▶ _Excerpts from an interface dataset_

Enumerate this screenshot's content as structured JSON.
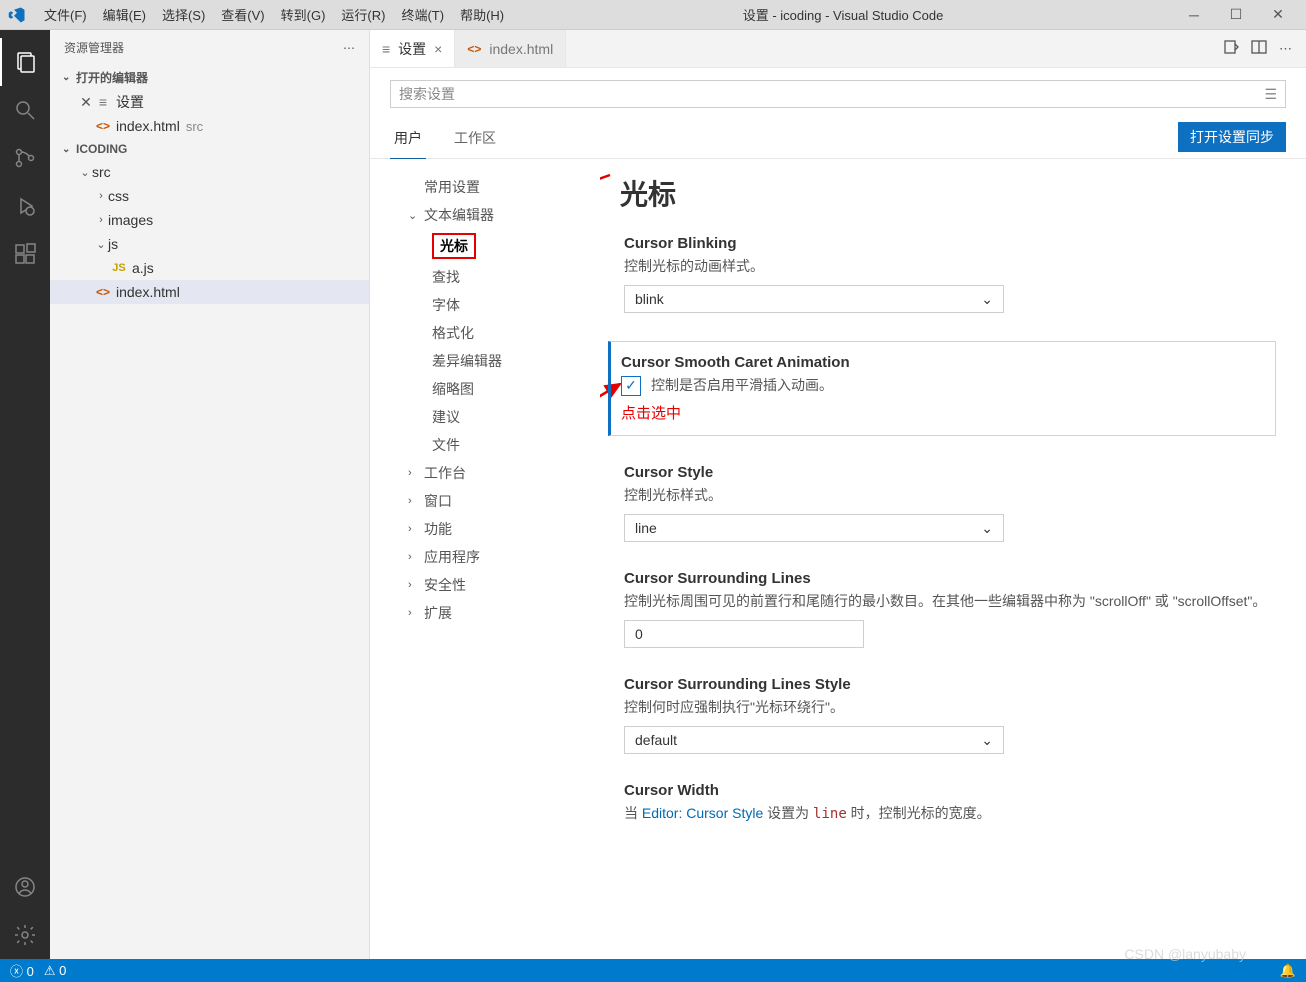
{
  "titlebar": {
    "menus": [
      "文件(F)",
      "编辑(E)",
      "选择(S)",
      "查看(V)",
      "转到(G)",
      "运行(R)",
      "终端(T)",
      "帮助(H)"
    ],
    "title": "设置 - icoding - Visual Studio Code"
  },
  "sidebar": {
    "header": "资源管理器",
    "openEditors": "打开的编辑器",
    "editors": [
      {
        "label": "设置",
        "type": "settings",
        "closable": true
      },
      {
        "label": "index.html",
        "type": "html",
        "suffix": "src"
      }
    ],
    "project": "ICODING",
    "tree": {
      "src": "src",
      "css": "css",
      "images": "images",
      "js": "js",
      "ajs": "a.js",
      "indexhtml": "index.html"
    }
  },
  "tabs": {
    "settings": "设置",
    "indexhtml": "index.html"
  },
  "settings": {
    "searchPlaceholder": "搜索设置",
    "scopeUser": "用户",
    "scopeWorkspace": "工作区",
    "syncButton": "打开设置同步",
    "toc": {
      "common": "常用设置",
      "textEditor": "文本编辑器",
      "cursor": "光标",
      "find": "查找",
      "font": "字体",
      "formatting": "格式化",
      "diffEditor": "差异编辑器",
      "minimap": "缩略图",
      "suggestions": "建议",
      "files": "文件",
      "workbench": "工作台",
      "window": "窗口",
      "features": "功能",
      "application": "应用程序",
      "security": "安全性",
      "extensions": "扩展"
    },
    "heading": "光标",
    "blinking": {
      "title": "Cursor Blinking",
      "desc": "控制光标的动画样式。",
      "value": "blink"
    },
    "smooth": {
      "title": "Cursor Smooth Caret Animation",
      "desc": "控制是否启用平滑插入动画。"
    },
    "redAnnotation": "点击选中",
    "style": {
      "title": "Cursor Style",
      "desc": "控制光标样式。",
      "value": "line"
    },
    "surrounding": {
      "title": "Cursor Surrounding Lines",
      "desc": "控制光标周围可见的前置行和尾随行的最小数目。在其他一些编辑器中称为 \"scrollOff\" 或 \"scrollOffset\"。",
      "value": "0"
    },
    "surroundingStyle": {
      "title": "Cursor Surrounding Lines Style",
      "desc": "控制何时应强制执行\"光标环绕行\"。",
      "value": "default"
    },
    "width": {
      "title": "Cursor Width",
      "descPrefix": "当 ",
      "descLink": "Editor: Cursor Style",
      "descMid": " 设置为 ",
      "descCode": "line",
      "descSuffix": " 时，控制光标的宽度。"
    }
  },
  "statusbar": {
    "errors": "0",
    "warnings": "0"
  },
  "watermark": "CSDN @lanyubaby"
}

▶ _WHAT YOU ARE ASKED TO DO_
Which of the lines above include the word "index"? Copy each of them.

▶ _EXERCISE RESPONSE_
        "label": "index.html",
      "indexhtml": "index.html"
    "indexhtml": "index.html"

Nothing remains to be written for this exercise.